                          The Tantric path reaches realization through yogic discipline of the mind. The Vajrayana yokes the creative powers of the mind by stimulating and then harnessing desire to use in focusing the five senses and aggregates (form, conception, volition, perception, and consciousness) with the mandala of the Buddha-mind. Man as the Mandala, is a microcosm of the macrocosm. Man and the world become fundamentally identical and thus sexuality, as ones of the world’s main driving forces, is reintegrated. This mastery of mind, emotions, sexual energy, mental and physical bodies, all act as an inner yoga to bliss. The spiritual body turns passions and lust into a divine love. The completion process finds that man’s essential nature is of bliss and not of conceptual thought but a basic state in which winds traverse the nadis channels and are sealed by mind-body with the consort.

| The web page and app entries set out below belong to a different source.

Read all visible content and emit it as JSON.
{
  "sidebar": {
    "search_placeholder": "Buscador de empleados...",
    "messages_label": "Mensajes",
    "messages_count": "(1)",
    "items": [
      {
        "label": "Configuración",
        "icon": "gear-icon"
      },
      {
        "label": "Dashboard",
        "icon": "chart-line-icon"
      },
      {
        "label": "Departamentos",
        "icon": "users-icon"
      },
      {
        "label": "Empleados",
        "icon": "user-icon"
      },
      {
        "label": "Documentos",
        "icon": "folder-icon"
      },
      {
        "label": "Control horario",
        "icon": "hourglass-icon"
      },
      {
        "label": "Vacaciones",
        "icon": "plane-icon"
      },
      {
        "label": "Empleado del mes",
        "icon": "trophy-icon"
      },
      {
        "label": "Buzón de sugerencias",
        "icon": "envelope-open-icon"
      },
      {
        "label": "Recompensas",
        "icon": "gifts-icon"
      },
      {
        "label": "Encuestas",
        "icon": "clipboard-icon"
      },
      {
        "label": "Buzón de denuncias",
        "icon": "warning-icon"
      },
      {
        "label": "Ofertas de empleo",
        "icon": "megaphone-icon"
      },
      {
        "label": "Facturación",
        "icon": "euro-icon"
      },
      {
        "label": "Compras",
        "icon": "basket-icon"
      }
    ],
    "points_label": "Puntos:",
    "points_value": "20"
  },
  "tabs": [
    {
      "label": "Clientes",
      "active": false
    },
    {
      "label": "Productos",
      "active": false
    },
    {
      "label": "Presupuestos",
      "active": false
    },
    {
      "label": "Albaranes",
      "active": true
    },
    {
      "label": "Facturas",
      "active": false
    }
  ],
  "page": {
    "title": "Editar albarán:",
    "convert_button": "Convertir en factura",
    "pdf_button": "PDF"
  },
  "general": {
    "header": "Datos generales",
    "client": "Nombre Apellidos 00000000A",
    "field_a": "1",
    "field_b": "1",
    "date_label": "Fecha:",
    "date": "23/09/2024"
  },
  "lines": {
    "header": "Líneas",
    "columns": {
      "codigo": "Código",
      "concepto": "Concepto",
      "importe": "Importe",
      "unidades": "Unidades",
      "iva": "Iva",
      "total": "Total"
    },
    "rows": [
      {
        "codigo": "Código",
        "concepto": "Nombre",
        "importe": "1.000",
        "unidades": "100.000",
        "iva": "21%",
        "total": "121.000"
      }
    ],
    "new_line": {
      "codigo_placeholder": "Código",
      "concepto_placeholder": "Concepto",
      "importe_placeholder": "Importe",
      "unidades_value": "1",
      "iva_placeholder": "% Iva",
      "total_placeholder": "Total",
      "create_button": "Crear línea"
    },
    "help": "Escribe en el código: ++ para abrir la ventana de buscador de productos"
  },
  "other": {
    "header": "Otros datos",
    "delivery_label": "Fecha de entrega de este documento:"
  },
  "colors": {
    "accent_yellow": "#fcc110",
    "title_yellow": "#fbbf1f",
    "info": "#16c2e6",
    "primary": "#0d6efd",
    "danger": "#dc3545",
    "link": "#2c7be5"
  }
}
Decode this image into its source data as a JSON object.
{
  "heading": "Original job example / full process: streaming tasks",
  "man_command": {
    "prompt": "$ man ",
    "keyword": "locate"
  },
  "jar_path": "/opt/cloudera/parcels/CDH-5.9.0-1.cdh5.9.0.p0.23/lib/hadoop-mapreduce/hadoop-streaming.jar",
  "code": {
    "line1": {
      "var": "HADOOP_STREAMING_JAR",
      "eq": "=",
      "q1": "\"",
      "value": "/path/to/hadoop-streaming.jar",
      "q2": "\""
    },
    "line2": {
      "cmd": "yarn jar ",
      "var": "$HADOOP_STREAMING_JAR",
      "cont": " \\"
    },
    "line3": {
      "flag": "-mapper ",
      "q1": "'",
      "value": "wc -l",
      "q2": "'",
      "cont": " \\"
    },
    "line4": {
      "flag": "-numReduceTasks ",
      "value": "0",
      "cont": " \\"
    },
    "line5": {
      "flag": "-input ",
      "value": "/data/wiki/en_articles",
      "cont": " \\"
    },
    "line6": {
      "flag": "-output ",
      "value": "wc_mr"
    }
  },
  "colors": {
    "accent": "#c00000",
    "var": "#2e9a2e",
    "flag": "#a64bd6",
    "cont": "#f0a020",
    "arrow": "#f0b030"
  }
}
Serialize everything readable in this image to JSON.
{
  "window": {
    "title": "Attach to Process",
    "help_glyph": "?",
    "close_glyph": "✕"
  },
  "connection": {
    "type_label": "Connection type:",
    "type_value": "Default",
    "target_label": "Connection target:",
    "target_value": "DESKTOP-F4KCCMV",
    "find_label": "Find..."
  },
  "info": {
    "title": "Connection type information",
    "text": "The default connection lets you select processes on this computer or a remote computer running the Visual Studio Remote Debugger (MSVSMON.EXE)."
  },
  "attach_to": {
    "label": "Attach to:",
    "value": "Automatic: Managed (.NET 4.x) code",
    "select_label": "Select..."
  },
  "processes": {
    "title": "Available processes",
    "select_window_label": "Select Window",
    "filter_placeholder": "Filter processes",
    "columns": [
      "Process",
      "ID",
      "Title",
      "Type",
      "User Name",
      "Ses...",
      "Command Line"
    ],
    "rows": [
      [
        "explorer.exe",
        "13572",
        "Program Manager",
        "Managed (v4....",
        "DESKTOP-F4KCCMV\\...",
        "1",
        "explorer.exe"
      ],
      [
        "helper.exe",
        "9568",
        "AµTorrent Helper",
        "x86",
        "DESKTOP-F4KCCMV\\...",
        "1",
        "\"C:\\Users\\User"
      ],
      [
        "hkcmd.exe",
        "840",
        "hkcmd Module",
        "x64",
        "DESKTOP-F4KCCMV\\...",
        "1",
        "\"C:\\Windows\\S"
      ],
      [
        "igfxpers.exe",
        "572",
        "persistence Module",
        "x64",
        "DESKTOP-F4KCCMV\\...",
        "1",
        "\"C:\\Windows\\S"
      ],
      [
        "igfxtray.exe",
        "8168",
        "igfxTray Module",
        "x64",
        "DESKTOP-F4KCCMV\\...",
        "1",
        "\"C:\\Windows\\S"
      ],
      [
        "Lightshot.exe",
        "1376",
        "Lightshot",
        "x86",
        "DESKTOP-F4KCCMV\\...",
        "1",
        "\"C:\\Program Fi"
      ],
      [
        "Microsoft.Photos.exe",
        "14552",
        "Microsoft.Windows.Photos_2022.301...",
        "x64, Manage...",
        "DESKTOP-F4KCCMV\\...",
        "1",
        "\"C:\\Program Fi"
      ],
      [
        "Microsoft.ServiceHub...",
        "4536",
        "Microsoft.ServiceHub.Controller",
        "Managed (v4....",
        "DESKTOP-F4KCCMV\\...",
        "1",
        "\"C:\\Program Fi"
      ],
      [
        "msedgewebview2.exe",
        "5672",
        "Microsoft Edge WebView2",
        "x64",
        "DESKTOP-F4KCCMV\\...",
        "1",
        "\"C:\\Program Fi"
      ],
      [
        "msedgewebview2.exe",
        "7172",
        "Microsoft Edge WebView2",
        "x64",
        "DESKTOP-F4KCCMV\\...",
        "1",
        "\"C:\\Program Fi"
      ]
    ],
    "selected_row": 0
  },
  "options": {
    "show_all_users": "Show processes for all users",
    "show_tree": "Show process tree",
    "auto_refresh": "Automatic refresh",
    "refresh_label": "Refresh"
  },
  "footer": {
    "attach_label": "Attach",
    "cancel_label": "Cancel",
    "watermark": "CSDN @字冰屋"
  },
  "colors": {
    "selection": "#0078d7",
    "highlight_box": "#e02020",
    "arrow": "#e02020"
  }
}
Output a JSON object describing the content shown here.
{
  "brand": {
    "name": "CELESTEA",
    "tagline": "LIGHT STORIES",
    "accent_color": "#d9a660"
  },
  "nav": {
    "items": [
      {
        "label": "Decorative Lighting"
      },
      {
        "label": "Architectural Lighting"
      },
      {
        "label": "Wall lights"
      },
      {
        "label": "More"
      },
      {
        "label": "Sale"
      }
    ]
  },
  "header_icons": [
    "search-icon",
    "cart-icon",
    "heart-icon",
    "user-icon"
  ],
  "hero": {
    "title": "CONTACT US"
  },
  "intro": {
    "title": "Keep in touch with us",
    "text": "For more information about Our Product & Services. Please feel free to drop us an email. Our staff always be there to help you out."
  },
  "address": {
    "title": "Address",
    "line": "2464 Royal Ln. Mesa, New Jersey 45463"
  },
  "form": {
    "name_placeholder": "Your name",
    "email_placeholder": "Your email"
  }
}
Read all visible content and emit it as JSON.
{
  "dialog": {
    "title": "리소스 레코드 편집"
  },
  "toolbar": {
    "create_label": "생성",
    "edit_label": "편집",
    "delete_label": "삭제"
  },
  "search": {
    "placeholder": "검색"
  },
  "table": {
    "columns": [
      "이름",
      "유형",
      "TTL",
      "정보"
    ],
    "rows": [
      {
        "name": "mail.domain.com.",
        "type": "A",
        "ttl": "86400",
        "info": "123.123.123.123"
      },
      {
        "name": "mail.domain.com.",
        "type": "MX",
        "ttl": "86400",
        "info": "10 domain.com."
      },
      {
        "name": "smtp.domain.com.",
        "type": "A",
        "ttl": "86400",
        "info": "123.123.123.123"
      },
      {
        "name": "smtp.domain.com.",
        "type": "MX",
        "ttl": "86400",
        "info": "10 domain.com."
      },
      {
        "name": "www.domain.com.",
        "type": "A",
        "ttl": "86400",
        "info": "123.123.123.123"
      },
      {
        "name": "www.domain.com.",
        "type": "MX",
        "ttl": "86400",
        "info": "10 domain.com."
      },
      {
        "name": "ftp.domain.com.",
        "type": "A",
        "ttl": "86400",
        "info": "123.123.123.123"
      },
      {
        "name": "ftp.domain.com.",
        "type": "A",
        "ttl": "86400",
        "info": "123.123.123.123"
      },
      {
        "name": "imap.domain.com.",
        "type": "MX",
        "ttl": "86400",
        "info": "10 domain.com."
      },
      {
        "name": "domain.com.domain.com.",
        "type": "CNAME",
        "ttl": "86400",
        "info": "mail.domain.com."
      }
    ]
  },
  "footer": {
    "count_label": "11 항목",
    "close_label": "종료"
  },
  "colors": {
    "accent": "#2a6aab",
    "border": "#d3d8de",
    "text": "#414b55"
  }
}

                          Human beings experience their bodies and their sexuality in many different ways which can be a vivid abuse of desire or a sensual religious experience. Desire can act as an offering to enlightenment where the blissful mind sees the true nature of things and can offer and receive without attachment. Integrating the two truths, the yin and the yang, the womb and diamond, can be expressed as a sexual union of the god or Buddha with his female consort representing his energy. Sakti, or Kundalini energy, is a feminine serpentine energy which is coiled around the base of the spine. Usually sleeping, this energy can be awakened to traverse  the nadis channels and rise up the spinal column to the Ajna Cakra behind the center of the eyebrows and even fly beyond the body for the heavens. The energy is pumped up into the sky by winds produced with Tantric rites such as pounding Mantras (chants) with repeated utterances and breathing techniques which often involve the five normally forbidden ritual substances of liquor, meat, fish, seminal fluids and the self. The Yaksini or practitioner gives the body as a sacrifice of food for the Goddess and liberated of a suffering existence the bonds are broken and the soul joins in union with the Sakti to fly. 
                         Sexuality has a great capacity to offend however through boldly defying the social norms there is salvation to be found. Tantra is not a degeneration of Buddhism influenced by persuasion of a corrupting culture but rather a highly philosophical and ritual synthesis geared to realize the notion of the two truths and alleviate suffering by transforming desire through the most efficient expedient means possible. By placing desire in the service of liberation rather than sacrificing the world for liberations sake, desire is reinstated with the perspective of salvation which implies a certain disposition of the Tantric practitioners relationship with the cosmos as integrated within an all-embracing system of micro-macro cosmic correlations. Tantric Buddhism is thus really Buddhism and not a completely autonomous system that replaces and surpasses all that has come before but truly acts as a supplement to the traditional path of Buddhism.
Newman, John, Vajrayoga in Kalacakra Tantra
Faure, Bernard Japanese Tantra, the Tachikawa-ryu and Ryobu Shinto
Lopez, Donald S. Jr. Meditation on Emptiness
White, David Gordon. Kiss of the Yogini
White, David Gordon.  Tantra in Practice